I’m back! After blogging every single day throughout June I needed a break. I’ve taken 18 days off but it feels so much longer and I’m really ready to get back into the swing of things again, I’m hoping to post a couple of times a week at least. A lot has happened in my life over the last month, including my physical health taking a nosedive. I’m slowly getting back to normal again now but I’ve also learnt just how hand in hand our physical and mental health really go. The first few days after I was discharged from hospital, I struggled badly. I was happy to be home but really low in mood, feeling hopeless, lots of intrusive thoughts, my self esteem was on the floor and I was really angry. I also got cabin fever in hospital. On intensive care there were no windows to look out of and I was literally confined to a bed for 24 hours a day, it got boring and claustrophobic quickly and one coping strategy I used whilst in there was what I’ll be talking about today. It really worked for me so I thought I’d share!
If you’re after more stress reduction and relaxation techniques I gave my top 5 in this post here!
But for now we’ll talk about visualisation. All this involves is the conjuring of a mental image that is used as our sole focus of attention during a meditation. Now bare with me, I can almost hear your eye rolls! Our mind and our body are so well connected and the psychological impact this technique can have on us shouldn’t be underestimated.
If you’re new to this it may be more helpful to first practice guided imagery. This is where you first get yourself into a relaxed state of clear mind, perhaps using some of the breathing techniques in the above post. You are then guided by a script, someone talking you through an image or a scene which you picture in your minds eye. But I mean really picture it. Through the guidance it becomes a sensory experience; what can you see, smell, touch or hear in this scene. How does that make you feel, what emotions resonate with you when you’re in this scene? Sounds all a bit hippy dip right? But think about it, if I asked you to imagine a horrible scene; an image if someone you love being hurt or coming home to your house being burgled for example, if you immersed yourself in that image then it would evoke some pretty negative feelings. It works the same way for positivity.
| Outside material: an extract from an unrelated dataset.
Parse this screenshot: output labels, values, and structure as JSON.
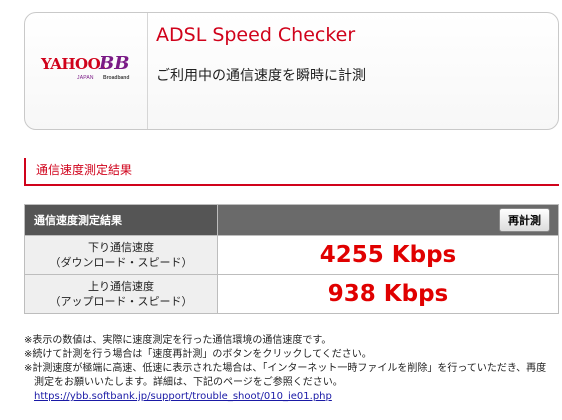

For me I’m now practiced at getting myself into a place where I can concentrate on this so I prefer to not be guided. I go to my happy place; Iceland. It’s my favourite place on this Earth. I can’t describe the sense of calm I get whenever I go, I just feel truly content. I first went to Iceland at 15 and this is where my imagery lies, sat at the side of waterfall called Gulfoss. If you can ever go please do, it’s just an incredible sight. It was around this age I started having my first serious problems with my mental health and I so clearly remember being sat with my feet dangling over an embankment listening to the just awesome roar of Gulfoss and feeling wonderfully insignificant. It was respite. I could hear people laughing and trees blowing and water bellowing. I remember the wind and the cold of the snow on my legs but the warmth of the sun on my face. The smell of a body of water mixed with Iceland’s signature geothermic sulphur. And I felt nothing but utter peace. It was a moment I look back on very fondly and one that I find moving even 12 years later. I returned to Gulfoss in 2016 and burst out crying as soon as I got there. It will always mean a great deal to me and I’ll always be waiting till I can next return. I mean look at it!
So back to intensive care and I sat in my bed and took myself off to Gulfoss, to being 15 and to that moment. My heart rate reduced, I calmed down, my chest loosened and I slept like a log.
It takes some practice for this to feel experiential but it’s definitely worth it if you can get there. There’s loads of guided imagery meditations on YouTube to get going or the free Headspace app has some too (the one narrated by Stephen fry is a personal favourite). If you have a go, let me know how you get on!
Till next time x